HealthDay News — Patients frequently do administrative tasks that can create burdens resulting in delayed or foregone care, according to a study published online Sept. 8 in Health Services Research.
Michael Anne Kyle, Ph.D., R.N., and Austin B. Frakt, Ph.D., both from Harvard University in Boston, used data from the March 2019 Health Reform Monitoring Survey to assess the prevalence of patient administrative tasks (scheduling, obtaining information, prior authorizations, resolving billing issues, and resolving premium problems) and whether they are associated with delayed or foregone care. The analysis included responses from insured, nonelderly adults (4,155 participants; 62 percent completion rate).
The researchers found that 73 percent of respondents reported performing at least one administrative task in the past year. Of those reporting an administrative task, one in three reported delayed or foregone care due to an administrative task. Disability status had the strongest association with administrative tasks (adjusted odds ratio [aOR], 2.91) and burden (aOR, 1.66), when adjusting for demographics. There was an association noted between being a woman and doing administrative tasks (aOR, 2.19), as well as being a college graduate and performing an administrative task (aOR, 2.79). Higher income was found to be associated with fewer subsequent burdens (aOR, 0.55).
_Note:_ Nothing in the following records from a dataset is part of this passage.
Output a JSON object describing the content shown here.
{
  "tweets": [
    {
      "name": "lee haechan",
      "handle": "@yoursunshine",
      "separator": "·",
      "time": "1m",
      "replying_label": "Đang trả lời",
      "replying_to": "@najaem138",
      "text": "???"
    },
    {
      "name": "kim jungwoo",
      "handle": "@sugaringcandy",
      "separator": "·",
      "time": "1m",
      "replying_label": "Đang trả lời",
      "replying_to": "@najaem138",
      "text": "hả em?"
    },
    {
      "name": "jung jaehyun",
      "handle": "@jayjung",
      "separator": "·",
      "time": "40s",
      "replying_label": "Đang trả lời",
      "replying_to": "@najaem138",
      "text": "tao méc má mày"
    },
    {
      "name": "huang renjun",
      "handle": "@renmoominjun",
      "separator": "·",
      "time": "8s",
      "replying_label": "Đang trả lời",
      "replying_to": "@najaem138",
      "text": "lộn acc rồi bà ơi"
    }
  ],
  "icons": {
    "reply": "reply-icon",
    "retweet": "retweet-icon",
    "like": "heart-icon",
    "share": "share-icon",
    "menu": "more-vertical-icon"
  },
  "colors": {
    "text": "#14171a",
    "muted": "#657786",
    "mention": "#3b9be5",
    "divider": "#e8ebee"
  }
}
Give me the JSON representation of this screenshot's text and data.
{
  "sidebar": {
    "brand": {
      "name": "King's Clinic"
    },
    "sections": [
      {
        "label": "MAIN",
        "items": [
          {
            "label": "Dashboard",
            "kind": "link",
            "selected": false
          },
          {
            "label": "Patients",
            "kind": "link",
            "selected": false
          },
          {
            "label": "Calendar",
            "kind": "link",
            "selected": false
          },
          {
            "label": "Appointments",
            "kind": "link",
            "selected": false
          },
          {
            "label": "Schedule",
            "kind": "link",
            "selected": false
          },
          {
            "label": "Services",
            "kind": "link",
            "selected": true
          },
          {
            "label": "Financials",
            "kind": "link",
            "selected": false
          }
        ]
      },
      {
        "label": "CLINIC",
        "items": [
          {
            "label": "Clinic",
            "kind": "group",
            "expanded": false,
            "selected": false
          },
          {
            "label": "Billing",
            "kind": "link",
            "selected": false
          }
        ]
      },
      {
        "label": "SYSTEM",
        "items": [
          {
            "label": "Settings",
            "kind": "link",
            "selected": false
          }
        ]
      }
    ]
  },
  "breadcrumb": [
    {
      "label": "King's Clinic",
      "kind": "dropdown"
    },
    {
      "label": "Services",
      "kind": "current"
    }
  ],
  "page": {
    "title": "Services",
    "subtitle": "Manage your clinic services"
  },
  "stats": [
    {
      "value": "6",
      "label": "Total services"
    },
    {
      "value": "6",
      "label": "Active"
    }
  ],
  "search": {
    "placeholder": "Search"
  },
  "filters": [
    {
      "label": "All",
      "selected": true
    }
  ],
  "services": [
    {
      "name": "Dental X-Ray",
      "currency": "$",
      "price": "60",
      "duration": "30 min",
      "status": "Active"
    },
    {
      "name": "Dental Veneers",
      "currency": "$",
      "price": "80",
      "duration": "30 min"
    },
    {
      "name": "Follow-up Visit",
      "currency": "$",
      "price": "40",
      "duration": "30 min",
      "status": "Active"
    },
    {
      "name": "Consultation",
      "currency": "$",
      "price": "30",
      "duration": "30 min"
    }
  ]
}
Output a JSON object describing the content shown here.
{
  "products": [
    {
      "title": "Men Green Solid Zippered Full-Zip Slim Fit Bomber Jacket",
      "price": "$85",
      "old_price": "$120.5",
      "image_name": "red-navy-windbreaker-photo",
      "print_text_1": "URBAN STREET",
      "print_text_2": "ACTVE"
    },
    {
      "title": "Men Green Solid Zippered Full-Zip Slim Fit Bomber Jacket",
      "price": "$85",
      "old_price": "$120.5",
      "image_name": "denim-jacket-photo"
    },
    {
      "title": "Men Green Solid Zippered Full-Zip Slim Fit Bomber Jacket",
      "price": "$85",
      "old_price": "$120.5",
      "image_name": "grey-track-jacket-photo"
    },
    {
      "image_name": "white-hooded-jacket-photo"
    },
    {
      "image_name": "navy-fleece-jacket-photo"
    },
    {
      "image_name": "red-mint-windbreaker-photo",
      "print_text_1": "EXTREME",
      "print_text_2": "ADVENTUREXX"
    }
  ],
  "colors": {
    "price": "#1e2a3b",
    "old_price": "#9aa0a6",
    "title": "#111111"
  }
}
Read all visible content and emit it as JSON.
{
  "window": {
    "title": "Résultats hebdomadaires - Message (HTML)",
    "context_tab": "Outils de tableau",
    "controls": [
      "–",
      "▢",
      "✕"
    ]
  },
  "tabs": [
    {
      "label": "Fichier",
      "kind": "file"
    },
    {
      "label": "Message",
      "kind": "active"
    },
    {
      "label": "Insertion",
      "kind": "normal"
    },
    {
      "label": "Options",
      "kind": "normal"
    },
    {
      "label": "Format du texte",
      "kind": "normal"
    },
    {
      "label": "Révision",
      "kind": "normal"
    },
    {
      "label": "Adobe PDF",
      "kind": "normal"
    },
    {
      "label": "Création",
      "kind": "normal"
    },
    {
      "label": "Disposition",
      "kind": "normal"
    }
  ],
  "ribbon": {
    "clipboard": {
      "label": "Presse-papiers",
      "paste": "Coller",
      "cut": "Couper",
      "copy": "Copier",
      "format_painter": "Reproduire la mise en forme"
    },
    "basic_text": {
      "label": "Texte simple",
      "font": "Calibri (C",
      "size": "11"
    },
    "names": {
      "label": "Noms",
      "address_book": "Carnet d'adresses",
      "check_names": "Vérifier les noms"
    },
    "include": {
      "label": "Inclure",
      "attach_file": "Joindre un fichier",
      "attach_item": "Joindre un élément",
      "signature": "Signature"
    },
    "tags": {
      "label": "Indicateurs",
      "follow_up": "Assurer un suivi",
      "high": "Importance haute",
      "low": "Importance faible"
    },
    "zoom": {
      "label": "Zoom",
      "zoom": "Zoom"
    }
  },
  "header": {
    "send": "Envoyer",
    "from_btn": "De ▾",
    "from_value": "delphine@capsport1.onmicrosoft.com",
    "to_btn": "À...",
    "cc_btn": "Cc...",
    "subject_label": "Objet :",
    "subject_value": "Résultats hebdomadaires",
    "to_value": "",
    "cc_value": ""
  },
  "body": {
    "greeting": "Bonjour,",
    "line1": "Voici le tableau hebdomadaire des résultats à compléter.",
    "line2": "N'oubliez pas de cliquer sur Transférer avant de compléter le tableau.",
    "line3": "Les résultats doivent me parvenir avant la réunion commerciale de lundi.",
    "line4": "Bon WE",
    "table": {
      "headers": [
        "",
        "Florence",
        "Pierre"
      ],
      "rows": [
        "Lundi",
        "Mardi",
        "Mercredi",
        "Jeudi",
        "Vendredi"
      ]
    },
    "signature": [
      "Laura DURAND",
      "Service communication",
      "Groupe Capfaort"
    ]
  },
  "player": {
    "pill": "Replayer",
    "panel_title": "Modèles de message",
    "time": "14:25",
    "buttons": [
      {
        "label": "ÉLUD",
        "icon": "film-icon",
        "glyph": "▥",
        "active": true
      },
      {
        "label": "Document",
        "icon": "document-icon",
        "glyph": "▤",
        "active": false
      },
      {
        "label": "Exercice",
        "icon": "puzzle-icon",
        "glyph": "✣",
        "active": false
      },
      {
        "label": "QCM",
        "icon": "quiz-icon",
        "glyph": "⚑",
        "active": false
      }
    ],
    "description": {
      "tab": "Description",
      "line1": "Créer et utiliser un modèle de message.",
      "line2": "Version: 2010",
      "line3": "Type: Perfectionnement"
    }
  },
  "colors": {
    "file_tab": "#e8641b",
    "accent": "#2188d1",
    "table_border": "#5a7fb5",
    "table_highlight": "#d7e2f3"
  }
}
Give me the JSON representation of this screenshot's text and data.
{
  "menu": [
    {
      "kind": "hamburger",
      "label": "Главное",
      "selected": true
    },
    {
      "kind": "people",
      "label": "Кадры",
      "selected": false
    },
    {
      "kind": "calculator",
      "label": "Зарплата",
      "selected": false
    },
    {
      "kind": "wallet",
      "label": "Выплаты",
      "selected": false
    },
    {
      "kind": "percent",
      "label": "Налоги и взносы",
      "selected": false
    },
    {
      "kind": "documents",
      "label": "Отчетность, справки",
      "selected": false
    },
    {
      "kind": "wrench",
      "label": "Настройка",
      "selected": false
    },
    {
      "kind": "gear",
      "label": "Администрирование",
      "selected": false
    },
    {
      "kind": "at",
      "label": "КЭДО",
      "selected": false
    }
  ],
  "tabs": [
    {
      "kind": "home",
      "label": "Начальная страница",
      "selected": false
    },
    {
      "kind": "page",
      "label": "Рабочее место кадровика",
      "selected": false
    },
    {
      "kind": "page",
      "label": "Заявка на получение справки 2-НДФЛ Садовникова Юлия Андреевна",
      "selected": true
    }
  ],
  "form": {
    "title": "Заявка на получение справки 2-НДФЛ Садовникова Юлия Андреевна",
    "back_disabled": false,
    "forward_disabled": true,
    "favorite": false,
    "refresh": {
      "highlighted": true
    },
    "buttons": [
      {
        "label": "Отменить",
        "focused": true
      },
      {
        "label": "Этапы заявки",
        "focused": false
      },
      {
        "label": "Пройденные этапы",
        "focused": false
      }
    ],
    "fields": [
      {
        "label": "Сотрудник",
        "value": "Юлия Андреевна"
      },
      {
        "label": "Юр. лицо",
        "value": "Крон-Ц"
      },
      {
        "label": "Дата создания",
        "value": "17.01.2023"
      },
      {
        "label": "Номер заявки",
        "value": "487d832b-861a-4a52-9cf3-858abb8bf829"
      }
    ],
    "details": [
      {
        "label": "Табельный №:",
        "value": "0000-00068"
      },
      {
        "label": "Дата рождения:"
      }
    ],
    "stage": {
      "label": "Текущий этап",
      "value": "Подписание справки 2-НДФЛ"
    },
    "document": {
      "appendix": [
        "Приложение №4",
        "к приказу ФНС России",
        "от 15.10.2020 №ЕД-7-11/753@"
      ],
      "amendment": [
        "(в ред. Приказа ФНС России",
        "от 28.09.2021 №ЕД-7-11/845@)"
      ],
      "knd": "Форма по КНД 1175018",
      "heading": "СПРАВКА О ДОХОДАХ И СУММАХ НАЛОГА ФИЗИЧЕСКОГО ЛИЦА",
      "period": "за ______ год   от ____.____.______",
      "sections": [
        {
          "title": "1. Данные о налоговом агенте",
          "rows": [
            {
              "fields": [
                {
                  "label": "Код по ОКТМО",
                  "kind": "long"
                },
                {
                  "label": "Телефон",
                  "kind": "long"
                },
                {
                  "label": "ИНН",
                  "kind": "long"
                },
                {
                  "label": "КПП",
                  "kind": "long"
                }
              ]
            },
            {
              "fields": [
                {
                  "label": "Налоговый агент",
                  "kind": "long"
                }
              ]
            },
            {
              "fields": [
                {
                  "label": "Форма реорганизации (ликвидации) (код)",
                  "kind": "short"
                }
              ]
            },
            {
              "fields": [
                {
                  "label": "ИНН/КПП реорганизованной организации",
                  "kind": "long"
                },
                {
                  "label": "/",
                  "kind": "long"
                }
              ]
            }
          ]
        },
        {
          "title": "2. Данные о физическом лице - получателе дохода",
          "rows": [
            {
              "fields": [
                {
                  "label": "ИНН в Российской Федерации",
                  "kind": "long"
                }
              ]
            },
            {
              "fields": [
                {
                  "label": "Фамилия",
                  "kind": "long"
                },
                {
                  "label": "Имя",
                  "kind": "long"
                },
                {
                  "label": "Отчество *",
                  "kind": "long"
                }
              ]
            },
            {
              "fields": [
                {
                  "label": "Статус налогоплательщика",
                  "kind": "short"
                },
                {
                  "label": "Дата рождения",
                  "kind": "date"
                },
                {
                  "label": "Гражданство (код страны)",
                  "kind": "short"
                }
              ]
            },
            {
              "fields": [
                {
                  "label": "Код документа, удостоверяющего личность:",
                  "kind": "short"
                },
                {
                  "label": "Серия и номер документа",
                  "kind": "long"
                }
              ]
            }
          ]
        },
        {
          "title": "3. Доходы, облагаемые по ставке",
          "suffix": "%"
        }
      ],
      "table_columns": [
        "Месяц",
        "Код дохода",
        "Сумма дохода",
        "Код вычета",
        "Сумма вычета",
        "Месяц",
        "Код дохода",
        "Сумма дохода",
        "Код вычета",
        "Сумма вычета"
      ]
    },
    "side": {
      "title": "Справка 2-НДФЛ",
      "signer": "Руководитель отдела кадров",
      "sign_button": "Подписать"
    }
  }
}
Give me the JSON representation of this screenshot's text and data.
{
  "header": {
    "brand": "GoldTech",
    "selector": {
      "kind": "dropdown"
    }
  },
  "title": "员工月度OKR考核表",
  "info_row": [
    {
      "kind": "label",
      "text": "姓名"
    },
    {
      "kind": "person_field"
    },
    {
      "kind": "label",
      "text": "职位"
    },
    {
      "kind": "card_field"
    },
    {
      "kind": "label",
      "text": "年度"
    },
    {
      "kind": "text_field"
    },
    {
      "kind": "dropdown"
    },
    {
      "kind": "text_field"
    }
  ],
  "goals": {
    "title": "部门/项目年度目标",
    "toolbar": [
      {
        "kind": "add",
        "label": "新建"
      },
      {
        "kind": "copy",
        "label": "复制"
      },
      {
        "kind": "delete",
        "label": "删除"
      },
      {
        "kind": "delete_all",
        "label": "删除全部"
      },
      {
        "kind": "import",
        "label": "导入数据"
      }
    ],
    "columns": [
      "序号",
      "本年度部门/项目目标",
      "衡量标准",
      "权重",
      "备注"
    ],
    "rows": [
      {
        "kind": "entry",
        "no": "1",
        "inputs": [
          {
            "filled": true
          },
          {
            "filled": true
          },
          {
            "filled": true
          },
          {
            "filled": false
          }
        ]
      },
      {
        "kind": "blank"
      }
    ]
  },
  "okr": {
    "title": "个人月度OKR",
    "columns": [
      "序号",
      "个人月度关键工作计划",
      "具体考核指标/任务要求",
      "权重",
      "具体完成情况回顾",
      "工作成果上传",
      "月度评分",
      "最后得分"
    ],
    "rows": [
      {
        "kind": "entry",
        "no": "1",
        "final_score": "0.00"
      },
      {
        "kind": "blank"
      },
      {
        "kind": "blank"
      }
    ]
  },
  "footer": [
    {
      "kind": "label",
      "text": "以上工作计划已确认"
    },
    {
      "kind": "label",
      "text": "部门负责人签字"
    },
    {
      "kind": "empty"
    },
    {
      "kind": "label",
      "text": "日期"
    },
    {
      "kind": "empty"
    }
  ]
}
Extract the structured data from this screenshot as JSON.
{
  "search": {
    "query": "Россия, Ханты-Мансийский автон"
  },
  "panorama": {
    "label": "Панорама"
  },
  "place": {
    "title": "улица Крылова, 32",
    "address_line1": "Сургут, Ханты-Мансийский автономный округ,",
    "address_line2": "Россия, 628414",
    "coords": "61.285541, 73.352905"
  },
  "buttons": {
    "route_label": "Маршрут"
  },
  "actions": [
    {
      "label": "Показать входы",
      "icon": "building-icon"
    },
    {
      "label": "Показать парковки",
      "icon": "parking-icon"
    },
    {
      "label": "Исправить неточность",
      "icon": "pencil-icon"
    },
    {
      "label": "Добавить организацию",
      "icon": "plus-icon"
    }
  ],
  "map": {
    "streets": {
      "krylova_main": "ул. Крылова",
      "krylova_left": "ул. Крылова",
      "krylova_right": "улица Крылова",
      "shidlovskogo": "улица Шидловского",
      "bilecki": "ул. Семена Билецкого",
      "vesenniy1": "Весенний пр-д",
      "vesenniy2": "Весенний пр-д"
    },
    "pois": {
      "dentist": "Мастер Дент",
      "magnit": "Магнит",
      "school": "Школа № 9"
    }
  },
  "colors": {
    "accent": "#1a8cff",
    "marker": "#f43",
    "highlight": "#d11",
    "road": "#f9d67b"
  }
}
“Financial costs are rightly a big focus in health policy, but our findings suggest patients’ administrative burdens are consequential and deserve attention from researchers, practitioners, and policymakers,” Kyle said in a statement.